Dataset rows describing interfaces:
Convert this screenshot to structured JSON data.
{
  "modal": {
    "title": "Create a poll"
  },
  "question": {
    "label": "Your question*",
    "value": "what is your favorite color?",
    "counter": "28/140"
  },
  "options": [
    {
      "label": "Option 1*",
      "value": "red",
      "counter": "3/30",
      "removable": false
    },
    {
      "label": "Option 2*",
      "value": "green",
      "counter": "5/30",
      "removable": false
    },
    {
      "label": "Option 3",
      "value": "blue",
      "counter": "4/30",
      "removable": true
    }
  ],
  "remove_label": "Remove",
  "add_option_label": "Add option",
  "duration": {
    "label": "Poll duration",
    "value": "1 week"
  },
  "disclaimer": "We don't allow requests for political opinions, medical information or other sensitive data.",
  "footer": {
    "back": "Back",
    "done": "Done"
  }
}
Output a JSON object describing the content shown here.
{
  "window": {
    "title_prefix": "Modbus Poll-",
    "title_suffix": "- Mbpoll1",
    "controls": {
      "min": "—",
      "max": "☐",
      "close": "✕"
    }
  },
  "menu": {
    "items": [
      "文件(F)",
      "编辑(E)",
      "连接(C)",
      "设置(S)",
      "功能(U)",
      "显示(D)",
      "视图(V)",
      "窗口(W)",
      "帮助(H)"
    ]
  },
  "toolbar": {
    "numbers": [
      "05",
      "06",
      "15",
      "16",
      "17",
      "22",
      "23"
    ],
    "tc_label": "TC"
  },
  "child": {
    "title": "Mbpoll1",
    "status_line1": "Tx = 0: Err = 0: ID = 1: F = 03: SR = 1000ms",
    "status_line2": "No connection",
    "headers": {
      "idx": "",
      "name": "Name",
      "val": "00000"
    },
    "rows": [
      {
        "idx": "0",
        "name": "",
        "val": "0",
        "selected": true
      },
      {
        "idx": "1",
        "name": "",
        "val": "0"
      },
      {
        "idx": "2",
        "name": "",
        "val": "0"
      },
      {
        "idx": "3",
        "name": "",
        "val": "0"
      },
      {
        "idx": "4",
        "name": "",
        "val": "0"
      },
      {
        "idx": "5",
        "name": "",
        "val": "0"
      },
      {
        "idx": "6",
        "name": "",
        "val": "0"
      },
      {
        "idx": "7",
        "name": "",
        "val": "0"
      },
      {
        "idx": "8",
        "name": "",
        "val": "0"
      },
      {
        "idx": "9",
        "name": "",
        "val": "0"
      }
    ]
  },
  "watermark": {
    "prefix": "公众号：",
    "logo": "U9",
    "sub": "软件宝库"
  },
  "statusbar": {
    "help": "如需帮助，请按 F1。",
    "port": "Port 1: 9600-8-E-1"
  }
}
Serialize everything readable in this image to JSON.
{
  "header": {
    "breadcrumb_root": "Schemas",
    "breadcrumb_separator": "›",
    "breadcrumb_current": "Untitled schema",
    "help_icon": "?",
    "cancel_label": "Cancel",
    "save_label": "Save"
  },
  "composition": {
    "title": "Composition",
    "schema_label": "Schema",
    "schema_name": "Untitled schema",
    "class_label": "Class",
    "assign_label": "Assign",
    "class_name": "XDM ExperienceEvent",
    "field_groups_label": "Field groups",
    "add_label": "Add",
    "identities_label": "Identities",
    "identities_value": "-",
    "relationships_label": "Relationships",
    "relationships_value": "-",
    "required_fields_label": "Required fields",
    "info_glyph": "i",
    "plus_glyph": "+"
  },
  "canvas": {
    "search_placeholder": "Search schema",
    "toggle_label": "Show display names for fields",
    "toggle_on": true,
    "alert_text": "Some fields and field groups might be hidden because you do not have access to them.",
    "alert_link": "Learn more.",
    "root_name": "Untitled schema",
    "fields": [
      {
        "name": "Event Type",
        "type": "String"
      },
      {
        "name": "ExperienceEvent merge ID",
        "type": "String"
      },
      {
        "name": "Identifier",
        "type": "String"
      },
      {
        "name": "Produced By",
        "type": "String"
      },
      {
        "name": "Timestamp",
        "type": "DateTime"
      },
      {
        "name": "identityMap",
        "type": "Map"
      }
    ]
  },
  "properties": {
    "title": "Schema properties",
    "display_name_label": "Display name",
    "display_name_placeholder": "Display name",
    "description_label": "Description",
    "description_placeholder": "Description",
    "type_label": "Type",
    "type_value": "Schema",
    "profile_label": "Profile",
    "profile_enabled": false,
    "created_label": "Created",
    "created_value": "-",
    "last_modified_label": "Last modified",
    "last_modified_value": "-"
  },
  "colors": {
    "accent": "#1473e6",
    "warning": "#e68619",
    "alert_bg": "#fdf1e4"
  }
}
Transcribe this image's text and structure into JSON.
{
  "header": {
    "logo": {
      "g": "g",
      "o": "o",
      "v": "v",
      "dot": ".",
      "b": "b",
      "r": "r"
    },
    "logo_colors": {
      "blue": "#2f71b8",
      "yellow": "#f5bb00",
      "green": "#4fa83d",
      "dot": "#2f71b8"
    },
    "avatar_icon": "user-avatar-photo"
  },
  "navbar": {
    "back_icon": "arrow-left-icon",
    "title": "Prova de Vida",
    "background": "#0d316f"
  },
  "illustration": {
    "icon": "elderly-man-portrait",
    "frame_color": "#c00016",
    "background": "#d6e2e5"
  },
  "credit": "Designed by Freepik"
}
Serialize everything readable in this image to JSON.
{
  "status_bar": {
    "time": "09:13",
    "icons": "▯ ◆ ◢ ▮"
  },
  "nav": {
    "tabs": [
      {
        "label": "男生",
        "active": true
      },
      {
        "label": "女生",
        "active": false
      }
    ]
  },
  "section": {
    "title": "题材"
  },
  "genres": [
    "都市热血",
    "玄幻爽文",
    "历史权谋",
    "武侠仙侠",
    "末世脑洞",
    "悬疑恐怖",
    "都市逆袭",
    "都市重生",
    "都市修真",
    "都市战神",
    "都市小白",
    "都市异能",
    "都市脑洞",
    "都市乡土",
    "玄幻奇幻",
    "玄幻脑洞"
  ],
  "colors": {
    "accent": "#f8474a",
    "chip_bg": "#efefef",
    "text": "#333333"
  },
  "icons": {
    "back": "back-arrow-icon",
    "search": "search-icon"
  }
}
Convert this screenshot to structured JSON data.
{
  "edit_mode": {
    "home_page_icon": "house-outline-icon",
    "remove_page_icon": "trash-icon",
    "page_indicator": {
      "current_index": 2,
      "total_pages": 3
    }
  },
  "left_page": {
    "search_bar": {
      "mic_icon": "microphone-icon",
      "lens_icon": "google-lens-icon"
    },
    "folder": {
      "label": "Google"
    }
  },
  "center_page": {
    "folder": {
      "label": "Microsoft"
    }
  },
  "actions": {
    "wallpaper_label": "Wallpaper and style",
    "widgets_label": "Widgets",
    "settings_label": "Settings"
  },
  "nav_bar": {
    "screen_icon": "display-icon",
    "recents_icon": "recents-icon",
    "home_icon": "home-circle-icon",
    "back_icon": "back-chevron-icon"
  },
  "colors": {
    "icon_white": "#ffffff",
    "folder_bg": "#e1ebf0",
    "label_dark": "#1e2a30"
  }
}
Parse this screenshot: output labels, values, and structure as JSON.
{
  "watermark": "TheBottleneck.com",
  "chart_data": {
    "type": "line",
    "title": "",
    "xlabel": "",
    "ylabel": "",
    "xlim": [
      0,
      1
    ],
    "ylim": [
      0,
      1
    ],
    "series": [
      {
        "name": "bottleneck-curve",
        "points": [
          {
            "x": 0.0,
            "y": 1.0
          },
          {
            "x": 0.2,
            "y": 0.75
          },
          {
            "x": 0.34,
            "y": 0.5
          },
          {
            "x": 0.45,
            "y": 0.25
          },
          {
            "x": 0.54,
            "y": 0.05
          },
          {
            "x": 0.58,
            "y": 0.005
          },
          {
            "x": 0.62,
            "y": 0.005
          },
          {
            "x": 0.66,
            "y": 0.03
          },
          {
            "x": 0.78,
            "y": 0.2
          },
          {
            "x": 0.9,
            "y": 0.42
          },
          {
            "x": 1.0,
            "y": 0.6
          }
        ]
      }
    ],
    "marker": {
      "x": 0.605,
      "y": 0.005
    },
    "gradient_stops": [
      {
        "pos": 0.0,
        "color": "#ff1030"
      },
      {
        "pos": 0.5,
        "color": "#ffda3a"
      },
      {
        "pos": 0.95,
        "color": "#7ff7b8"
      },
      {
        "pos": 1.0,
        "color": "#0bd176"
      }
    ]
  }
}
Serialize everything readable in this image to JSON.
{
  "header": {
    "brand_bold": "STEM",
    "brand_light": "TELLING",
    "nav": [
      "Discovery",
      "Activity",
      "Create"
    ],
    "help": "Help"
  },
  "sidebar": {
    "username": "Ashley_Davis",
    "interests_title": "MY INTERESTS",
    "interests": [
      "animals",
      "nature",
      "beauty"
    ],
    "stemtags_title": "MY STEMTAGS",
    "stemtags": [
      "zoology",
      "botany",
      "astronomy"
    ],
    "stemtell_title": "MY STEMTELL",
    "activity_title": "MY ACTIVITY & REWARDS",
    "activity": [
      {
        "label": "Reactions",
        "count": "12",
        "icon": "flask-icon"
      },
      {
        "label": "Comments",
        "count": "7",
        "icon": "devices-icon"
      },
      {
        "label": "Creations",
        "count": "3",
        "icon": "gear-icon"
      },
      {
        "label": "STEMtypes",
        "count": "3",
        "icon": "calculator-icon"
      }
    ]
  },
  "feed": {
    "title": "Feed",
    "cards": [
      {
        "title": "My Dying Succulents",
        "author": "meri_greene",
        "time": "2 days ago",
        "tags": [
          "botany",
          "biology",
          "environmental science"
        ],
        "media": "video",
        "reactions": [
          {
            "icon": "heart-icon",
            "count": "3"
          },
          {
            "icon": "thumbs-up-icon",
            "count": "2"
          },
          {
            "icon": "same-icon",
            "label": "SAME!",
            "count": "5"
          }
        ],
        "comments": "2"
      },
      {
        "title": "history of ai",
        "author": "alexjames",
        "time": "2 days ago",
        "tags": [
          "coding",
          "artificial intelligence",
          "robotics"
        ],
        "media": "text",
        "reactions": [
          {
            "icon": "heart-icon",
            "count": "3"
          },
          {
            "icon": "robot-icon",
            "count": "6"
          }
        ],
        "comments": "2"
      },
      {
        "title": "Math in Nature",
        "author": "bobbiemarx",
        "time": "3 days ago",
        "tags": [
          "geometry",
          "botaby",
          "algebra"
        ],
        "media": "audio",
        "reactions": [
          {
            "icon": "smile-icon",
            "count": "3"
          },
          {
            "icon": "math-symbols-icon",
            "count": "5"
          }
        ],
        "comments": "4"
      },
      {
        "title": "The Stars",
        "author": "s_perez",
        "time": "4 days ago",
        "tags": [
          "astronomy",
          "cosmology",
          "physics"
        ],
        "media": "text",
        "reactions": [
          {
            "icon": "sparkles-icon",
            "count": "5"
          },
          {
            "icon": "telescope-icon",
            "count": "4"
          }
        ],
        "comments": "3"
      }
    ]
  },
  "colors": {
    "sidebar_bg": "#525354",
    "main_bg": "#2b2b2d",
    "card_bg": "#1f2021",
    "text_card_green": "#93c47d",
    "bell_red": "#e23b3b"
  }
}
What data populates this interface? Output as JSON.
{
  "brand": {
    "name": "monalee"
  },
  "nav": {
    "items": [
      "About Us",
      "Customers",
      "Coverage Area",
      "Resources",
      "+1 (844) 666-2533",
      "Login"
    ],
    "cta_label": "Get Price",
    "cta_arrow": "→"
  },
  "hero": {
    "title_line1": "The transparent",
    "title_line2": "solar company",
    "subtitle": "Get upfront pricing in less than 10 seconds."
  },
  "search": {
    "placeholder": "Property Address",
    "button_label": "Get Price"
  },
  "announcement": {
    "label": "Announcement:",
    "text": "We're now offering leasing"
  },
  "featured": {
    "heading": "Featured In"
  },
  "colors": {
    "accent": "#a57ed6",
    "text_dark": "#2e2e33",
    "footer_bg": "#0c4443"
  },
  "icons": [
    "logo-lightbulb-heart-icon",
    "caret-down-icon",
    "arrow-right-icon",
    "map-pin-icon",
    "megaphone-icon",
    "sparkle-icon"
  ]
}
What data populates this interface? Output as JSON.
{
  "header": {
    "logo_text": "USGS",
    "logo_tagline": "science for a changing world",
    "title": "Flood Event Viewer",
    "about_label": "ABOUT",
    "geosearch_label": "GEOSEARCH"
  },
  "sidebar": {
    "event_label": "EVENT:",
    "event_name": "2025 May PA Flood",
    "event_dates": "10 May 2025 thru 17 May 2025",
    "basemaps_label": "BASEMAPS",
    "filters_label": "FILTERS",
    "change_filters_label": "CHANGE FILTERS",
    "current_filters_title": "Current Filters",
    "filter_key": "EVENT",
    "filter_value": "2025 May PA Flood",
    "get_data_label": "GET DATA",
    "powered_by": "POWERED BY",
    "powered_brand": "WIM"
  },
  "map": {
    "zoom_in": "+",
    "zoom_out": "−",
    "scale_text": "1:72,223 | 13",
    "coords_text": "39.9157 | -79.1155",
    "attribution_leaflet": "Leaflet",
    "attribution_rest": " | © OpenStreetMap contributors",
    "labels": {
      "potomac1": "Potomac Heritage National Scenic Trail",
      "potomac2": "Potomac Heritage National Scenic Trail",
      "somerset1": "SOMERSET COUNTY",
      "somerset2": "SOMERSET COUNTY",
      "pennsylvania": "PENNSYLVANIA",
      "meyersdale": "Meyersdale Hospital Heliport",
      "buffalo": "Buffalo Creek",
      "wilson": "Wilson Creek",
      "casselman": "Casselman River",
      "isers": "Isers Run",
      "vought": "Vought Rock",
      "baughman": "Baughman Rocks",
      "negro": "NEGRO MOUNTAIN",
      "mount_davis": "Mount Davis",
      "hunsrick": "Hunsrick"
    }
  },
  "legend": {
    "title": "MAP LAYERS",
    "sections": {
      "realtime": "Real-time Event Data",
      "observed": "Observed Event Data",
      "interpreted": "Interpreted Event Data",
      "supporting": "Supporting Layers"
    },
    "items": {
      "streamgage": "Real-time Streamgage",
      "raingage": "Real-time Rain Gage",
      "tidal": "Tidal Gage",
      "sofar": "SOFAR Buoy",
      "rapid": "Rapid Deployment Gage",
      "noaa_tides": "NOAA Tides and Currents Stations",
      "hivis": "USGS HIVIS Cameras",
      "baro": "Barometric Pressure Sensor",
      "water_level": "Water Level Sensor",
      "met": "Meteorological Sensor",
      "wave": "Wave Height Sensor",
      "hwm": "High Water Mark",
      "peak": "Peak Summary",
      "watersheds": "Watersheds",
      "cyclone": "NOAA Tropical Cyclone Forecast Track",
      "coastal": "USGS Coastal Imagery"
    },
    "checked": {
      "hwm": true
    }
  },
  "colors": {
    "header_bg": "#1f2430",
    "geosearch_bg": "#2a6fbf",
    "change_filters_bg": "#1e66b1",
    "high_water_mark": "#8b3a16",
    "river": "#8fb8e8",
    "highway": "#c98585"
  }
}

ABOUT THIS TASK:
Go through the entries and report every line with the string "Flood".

THE COMPLETED TASK:
    "title": "Flood Event Viewer",
    "event_name": "2025 May PA Flood",
    "filter_value": "2025 May PA Flood",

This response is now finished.